ESCANABA — In the Upper Peninsula, summer weather is associated with the arrival of ticks and mosquitos. Local experts said the area’s populations of both these pests have not been higher than normal this year.
“I’d say it’s been a fair tick season for the month of June,” Delta Conservation District Executive Director Rory Mattson said.
This is likely the case due to the long winter and slow start to summer the Upper Peninsula has experienced this year. Ticks normally start emerging in mid-May. However, this was affected by the fact temperatures in the area have been unseasonably cool.
Michael Snyder, health officer for Public Health, Delta and Menominee Counties (PHDM), agreed with Mattson’s assessment of the area’s tick season. PHDM sends live deer ticks people bring in to a Michigan Department of Health and Human Services lab in Lansing for Lyme disease testing each year.
“We have not had that many ticks brought in this year,” he said.
Mattson said he does not expect the area’s tick population to get significantly larger than it has been this summer.
“Now that the weather’s starting to warm up, they should be on the down cycle,” he said.
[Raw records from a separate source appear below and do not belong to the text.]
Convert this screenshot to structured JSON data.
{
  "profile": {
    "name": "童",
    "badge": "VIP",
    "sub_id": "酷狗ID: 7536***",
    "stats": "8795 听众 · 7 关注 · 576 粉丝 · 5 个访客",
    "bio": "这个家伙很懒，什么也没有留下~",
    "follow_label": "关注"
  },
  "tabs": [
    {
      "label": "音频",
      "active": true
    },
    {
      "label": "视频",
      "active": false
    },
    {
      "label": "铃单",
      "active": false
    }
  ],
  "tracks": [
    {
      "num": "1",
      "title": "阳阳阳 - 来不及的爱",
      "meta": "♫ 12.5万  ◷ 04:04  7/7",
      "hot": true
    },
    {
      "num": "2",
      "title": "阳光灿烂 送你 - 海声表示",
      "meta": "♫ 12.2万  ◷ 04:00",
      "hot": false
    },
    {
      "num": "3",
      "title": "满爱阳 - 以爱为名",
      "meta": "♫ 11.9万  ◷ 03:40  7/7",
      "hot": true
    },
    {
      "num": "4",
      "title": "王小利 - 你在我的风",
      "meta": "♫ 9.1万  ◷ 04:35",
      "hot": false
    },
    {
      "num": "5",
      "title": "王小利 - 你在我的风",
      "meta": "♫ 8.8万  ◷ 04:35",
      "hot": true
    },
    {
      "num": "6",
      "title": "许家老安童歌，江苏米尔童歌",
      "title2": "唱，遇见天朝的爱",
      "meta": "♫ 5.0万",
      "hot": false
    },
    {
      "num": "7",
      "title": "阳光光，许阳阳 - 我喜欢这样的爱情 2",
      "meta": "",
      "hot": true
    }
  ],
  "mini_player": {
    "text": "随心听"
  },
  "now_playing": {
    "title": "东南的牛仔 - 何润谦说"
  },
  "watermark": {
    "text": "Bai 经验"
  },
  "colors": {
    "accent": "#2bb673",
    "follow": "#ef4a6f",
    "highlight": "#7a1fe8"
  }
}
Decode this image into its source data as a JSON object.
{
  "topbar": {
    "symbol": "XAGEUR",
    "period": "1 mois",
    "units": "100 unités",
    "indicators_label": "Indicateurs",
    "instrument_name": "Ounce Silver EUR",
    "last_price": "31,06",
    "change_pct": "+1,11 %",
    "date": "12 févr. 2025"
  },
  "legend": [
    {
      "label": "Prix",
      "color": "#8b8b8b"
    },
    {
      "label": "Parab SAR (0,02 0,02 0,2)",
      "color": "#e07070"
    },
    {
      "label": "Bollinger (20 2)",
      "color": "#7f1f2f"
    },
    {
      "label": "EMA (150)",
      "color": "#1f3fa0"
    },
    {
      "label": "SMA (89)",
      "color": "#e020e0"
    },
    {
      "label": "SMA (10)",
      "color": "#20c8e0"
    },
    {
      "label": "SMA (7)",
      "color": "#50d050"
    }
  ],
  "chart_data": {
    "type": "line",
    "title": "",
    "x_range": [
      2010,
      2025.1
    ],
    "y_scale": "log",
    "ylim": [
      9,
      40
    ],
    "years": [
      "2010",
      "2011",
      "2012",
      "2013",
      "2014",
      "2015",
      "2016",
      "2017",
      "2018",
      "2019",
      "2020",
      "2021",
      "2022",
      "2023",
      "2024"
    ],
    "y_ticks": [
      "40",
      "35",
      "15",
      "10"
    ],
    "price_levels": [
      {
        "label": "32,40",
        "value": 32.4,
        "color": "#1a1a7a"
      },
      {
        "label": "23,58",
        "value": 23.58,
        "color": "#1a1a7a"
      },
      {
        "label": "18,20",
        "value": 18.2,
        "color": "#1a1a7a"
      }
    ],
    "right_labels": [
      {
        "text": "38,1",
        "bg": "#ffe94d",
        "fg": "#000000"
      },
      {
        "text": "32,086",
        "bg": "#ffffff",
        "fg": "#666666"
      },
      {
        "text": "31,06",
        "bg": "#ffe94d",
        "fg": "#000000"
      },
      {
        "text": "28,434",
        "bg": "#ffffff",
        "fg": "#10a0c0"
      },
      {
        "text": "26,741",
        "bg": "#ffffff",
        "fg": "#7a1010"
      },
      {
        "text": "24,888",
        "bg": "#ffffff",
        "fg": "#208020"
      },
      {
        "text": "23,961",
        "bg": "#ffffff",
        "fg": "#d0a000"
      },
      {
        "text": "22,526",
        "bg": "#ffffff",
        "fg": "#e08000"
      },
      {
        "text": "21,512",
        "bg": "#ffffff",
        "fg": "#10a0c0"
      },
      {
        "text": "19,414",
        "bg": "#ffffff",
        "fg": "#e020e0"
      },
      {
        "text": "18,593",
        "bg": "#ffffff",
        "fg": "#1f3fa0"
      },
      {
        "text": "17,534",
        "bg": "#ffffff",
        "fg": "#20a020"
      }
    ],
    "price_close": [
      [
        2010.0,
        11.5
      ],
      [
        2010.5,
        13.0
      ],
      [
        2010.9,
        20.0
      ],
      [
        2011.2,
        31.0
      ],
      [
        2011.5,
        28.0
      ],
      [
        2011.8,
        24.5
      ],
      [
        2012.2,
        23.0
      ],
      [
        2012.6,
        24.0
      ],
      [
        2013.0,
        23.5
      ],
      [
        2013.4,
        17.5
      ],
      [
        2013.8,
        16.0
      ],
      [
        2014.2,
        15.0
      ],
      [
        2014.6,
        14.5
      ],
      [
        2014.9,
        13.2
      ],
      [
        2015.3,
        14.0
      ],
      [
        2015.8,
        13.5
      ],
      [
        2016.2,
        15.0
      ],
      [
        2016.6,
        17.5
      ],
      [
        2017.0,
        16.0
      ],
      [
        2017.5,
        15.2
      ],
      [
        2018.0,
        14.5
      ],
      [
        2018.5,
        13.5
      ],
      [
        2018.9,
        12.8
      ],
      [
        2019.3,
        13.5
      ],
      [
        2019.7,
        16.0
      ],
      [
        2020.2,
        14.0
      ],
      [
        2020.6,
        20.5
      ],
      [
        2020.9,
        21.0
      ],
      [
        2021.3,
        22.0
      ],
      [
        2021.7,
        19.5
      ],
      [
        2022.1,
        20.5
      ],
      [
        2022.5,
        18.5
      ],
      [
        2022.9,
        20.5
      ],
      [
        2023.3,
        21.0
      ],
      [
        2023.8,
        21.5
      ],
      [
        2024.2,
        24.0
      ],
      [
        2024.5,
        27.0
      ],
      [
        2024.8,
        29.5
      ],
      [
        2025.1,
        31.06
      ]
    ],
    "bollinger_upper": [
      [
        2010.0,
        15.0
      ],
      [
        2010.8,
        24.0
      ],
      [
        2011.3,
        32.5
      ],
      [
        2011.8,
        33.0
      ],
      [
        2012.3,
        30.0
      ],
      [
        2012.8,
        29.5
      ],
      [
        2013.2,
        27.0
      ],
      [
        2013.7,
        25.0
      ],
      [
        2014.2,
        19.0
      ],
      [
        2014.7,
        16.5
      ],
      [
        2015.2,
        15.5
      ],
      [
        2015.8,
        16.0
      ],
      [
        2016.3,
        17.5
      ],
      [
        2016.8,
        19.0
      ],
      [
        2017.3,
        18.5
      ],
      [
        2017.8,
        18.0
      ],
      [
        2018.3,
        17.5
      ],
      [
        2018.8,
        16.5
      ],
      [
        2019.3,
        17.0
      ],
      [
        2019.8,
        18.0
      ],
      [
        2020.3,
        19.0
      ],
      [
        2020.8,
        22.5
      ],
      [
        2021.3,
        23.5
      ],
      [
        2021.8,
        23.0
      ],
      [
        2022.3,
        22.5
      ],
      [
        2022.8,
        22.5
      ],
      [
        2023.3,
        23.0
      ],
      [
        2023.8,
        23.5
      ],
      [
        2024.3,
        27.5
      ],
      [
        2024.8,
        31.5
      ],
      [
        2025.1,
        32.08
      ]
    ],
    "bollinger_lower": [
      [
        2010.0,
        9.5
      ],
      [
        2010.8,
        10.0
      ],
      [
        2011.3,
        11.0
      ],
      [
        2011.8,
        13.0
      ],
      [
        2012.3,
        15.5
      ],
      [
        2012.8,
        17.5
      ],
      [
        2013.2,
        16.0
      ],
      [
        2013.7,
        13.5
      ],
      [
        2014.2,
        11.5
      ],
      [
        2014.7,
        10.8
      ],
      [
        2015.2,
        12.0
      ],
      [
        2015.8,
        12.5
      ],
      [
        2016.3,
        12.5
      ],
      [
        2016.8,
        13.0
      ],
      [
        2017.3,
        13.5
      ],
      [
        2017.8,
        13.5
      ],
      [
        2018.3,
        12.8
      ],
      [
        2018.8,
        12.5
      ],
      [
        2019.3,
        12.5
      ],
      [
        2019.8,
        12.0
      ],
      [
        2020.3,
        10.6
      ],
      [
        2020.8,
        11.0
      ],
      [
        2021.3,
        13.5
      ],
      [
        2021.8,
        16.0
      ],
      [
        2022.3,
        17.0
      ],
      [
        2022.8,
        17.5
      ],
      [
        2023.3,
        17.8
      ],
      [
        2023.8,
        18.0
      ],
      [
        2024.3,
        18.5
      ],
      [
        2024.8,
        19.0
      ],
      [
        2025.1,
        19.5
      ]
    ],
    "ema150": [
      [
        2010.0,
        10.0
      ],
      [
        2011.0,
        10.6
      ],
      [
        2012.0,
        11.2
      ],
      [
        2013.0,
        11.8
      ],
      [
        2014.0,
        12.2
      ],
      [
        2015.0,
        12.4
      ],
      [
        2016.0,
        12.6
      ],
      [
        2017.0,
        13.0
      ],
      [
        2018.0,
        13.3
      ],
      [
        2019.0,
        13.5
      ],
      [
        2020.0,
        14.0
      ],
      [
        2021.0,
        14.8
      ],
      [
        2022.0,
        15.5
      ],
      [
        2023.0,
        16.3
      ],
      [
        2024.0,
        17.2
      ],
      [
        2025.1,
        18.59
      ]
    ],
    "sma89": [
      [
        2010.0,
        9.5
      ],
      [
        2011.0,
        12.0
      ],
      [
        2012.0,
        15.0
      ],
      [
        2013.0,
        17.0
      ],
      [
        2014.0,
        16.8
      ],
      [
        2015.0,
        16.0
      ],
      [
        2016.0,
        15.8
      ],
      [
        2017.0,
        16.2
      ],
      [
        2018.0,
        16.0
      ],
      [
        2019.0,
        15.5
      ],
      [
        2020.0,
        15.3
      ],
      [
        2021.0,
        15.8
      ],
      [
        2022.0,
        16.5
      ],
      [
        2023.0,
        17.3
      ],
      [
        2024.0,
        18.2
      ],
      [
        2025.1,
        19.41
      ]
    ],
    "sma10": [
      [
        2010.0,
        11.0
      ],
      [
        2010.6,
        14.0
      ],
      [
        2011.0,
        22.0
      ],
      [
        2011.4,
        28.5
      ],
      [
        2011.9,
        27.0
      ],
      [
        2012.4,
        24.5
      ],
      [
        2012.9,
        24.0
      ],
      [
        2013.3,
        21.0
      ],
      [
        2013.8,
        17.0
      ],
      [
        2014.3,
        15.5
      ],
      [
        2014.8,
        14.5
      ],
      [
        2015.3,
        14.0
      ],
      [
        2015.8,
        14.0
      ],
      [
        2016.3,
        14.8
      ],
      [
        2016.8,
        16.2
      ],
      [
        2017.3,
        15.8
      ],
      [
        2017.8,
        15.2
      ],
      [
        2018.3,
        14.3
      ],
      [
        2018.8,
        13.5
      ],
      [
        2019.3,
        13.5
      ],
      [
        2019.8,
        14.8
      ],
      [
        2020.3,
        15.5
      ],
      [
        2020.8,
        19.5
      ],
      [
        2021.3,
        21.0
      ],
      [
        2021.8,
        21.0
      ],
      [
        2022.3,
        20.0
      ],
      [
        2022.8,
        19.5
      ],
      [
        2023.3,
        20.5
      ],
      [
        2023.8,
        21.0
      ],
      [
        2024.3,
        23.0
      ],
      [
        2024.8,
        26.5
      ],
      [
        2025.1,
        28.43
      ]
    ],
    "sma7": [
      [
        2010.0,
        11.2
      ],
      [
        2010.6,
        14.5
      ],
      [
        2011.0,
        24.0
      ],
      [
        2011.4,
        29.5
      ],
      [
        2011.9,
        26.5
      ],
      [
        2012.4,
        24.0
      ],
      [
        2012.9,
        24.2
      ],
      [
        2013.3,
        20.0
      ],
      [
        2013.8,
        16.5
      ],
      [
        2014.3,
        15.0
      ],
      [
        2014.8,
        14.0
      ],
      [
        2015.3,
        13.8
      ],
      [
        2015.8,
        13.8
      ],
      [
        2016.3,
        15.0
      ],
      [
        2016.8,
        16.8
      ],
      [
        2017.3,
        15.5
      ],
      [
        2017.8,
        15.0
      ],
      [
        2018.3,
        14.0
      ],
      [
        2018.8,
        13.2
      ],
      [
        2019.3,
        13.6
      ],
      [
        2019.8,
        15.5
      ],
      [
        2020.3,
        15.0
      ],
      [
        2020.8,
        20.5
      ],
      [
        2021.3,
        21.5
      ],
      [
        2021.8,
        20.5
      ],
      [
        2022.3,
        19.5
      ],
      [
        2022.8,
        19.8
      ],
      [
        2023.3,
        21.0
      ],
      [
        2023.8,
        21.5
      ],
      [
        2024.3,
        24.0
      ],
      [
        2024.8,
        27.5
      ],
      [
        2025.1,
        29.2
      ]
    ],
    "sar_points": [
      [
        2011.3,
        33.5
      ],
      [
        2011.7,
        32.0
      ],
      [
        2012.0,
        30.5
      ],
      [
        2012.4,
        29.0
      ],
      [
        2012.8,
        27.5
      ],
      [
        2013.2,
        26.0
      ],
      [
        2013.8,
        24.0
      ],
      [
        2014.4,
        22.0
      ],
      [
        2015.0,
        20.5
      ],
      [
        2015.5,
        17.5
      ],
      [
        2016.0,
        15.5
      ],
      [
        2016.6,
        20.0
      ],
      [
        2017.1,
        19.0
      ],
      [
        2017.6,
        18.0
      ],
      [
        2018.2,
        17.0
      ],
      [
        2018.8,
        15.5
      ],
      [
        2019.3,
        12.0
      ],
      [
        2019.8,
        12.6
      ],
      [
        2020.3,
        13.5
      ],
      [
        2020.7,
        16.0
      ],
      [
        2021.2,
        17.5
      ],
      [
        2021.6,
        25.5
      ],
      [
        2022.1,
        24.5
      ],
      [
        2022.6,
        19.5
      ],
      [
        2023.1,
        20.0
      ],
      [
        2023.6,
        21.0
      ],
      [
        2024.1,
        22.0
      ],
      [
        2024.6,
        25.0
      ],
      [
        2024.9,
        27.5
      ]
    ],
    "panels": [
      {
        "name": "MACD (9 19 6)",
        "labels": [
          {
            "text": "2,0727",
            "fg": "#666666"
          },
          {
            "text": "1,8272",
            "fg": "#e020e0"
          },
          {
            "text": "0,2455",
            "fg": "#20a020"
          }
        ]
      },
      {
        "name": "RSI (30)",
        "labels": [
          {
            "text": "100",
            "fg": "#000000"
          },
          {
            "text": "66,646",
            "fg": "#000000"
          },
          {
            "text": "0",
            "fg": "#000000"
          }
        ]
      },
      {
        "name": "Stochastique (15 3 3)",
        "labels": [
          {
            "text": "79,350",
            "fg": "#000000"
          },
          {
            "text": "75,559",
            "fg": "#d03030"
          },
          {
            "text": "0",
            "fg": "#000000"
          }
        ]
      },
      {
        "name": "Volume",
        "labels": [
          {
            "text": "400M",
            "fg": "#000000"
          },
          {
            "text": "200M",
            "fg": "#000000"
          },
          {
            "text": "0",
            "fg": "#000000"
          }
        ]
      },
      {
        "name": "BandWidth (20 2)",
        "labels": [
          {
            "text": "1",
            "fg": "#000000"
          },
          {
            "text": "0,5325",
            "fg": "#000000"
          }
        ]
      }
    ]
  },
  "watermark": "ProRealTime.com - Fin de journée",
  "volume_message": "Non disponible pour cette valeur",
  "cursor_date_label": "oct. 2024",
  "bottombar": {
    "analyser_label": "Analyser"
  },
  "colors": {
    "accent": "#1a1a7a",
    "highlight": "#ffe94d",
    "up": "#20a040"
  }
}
Snyder shared some tick prevention advice for people planning to go into the woods or other outdoor areas where ticks can be found during the summer months. He said choosing the right bug spray can be very helpful.
“People can use repellent containing DEET,” he said.
Specially-treated clothes can also help people avoid tick bites.
“Wear clothing treated with permethrin,” Snyder said.
Even when taking these precautions, Snyder said people should not assume they are free from ticks.
“After spending time outdoors, people can check themselves over closely to make sure there’s no ticks on them,” he said.
People should be particularly cautious due to the presence of black-legged or deer ticks in the U.P., Snyder said. These ticks can spread Lyme disease, which causes symptoms such as chills and fever, headache, muscle and joint pain and a distinctive “bullseye” rash.
Snyder also encouraged people to put their clothes in a clothes dryer set to high heat for 10 minutes when they come home after being outdoors. This should kill any ticks still on their clothes.
The local mosquito population has been average so far during the summer of 2019, as well.
“There have been mosquitos, but nothing like bad years,” Mattson said.
According to Mattson, this is the case despite the heavy rainfall and snowmelt experienced locally this spring and summer.
“I thought they were going to be a lot worse, with all the water that we’ve had,” he said.
In the early stages of their life cycle, Mattson said mosquitos need water to be at 70 degrees before hatching. Due to the cool temperatures seen in the area until recently, local bodies of water have not consistently reached this temperature.
Snyder also shared tips for dealing with mosquitos in the summer. He said not going outside at certain times can help in this regard.
“Try to avoid early in the morning or after dusk,” he said, noting mosquitos are most active at these times of day.
Attire can also play a role in preventing mosquito bites.
“Wear long sleeves and long pants,” Snyder said.